Grill the fillets (about 4 minutes per side), and then ¾ pound of turkey-sausage meat (removed from the skin and divided into bite-size chunks). Finally, grill the vegetables until they're done and tender but still just a bit crisp.

Cut the catfish into bite-size pieces. Then combine the catfish and sausage with the vegetables and finished rice, and serve.

All you need now is a pick guitar and a filled fruit jar, and you're all set!

Want a notebook-ready, cookbook-style version of this recipe? Let me know in a comment or a note and I'll get it right out to you.

See you next week! Till then, stay well, keep it about the food, and always remember to kiss the cook. ;-)


  1. Now this one just CANNOT be done with soy & veggies. :-)

  2. why, Why, WHY?! Now I'm singing that song!
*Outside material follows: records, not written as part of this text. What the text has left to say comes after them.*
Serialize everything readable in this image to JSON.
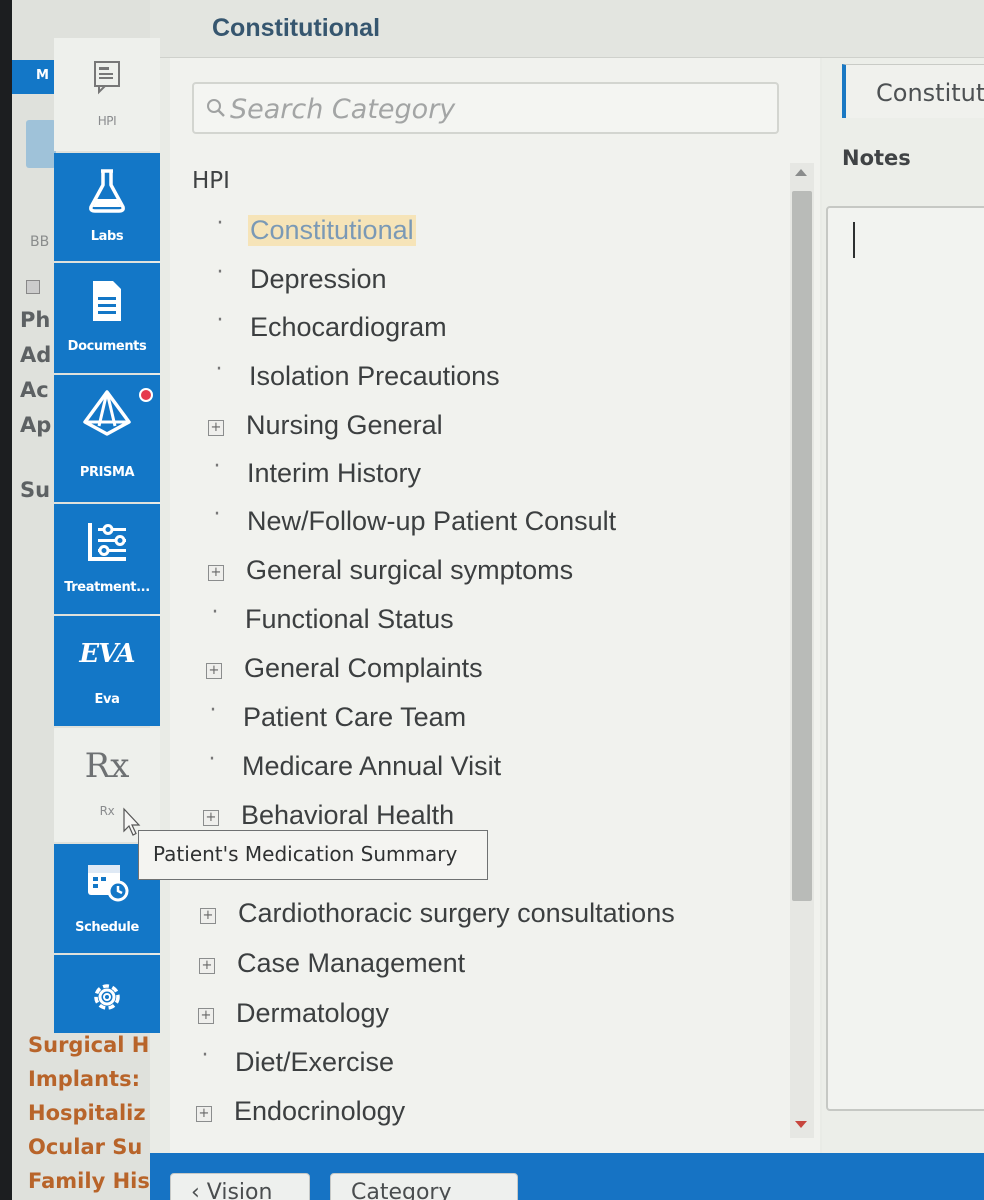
{
  "background_app": {
    "tab_label": "M",
    "filter_label": "BB",
    "fragments": [
      "Ph",
      "Ad",
      "Ac",
      "Ap",
      "Su"
    ],
    "history_labels": [
      "Surgical H",
      "Implants:",
      "Hospitaliz",
      "Ocular Su",
      "Family His"
    ]
  },
  "nav_rail": {
    "items": [
      {
        "label": "HPI",
        "icon": "clipboard-note-icon"
      },
      {
        "label": "Labs",
        "icon": "flask-icon"
      },
      {
        "label": "Documents",
        "icon": "document-icon"
      },
      {
        "label": "PRISMA",
        "icon": "prism-icon",
        "badge": true
      },
      {
        "label": "Treatment...",
        "icon": "sliders-icon"
      },
      {
        "label": "Eva",
        "icon": "eva-logo",
        "logo_text": "EVA"
      },
      {
        "label": "Rx",
        "icon": "rx-icon",
        "logo_text": "Rx"
      },
      {
        "label": "Schedule",
        "icon": "calendar-clock-icon"
      },
      {
        "label": "",
        "icon": "gear-icon"
      }
    ]
  },
  "dialog": {
    "title": "Constitutional",
    "search": {
      "placeholder": "Search Category",
      "value": ""
    },
    "tree": {
      "root": "HPI",
      "items": [
        {
          "label": "Constitutional",
          "marker": "dash",
          "selected": true
        },
        {
          "label": "Depression",
          "marker": "dash"
        },
        {
          "label": "Echocardiogram",
          "marker": "dash"
        },
        {
          "label": "Isolation Precautions",
          "marker": "dash"
        },
        {
          "label": "Nursing General",
          "marker": "expand"
        },
        {
          "label": "Interim History",
          "marker": "dash"
        },
        {
          "label": "New/Follow-up Patient Consult",
          "marker": "dash"
        },
        {
          "label": "General surgical symptoms",
          "marker": "expand"
        },
        {
          "label": "Functional Status",
          "marker": "dash"
        },
        {
          "label": "General Complaints",
          "marker": "expand"
        },
        {
          "label": "Patient Care Team",
          "marker": "dash"
        },
        {
          "label": "Medicare Annual Visit",
          "marker": "dash"
        },
        {
          "label": "Behavioral Health",
          "marker": "expand"
        },
        {
          "label": "",
          "marker": "expand"
        },
        {
          "label": "Cardiothoracic surgery consultations",
          "marker": "expand"
        },
        {
          "label": "Case Management",
          "marker": "expand"
        },
        {
          "label": "Dermatology",
          "marker": "expand"
        },
        {
          "label": "Diet/Exercise",
          "marker": "dash"
        },
        {
          "label": "Endocrinology",
          "marker": "expand"
        }
      ]
    },
    "right_pane": {
      "tab_label": "Constitut",
      "notes_label": "Notes",
      "notes_value": ""
    },
    "bottom_buttons": [
      {
        "label": "‹ Vision"
      },
      {
        "label": "Category"
      }
    ]
  },
  "tooltip": {
    "text": "Patient's Medication Summary"
  },
  "colors": {
    "nav_blue": "#1377c7",
    "selection_highlight": "#f6e4b8",
    "badge_red": "#e53a4d",
    "history_orange": "#b8642a"
  }
}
    I always add sausage to my jambalaya....I thought it was a requirement or something...

  3. Thank you, Mary, Sandy and Amy!

    I'm thinking if someone really put their mind to it, it may be possible to make a vegetarian jambalaya. (I've seen great recipes for vegetarian chili, so why not jambalaya, after all?) There are already decent red-meat substitutes. (One of my short-term goals is to explore seitan, a popular meat substitute that is essentially bread with the carbs removed and only the gluten proteins remaining. It won't be popular with gluten-free dieters, but still...) The hard part would be the fish substitute. Any thoughts on this out there?

    As for sausage, most of the jambalaya I've seen in Jersey (which, admittedly, is probably not the best place to get authentic Cajun cuisine) uses chicken and shrimp. Sausage is used in many "real" recipes I've seen though. It's the use of catfish (which we call C-A-T fish in our house so as not to upset Willie and Lilly) instead of shellfish that would get me in the most trouble with traditionalists. I like catfish, though it's not cooked around here as often as it probably is in other places, and would love to see people eat more if it, as well as its southeast Asian cousin, swai. As for the song, well, I can tell you from experience it's better than being a middle-aged guy with Beyonce's "I'm a Single Lady" stuck in his head.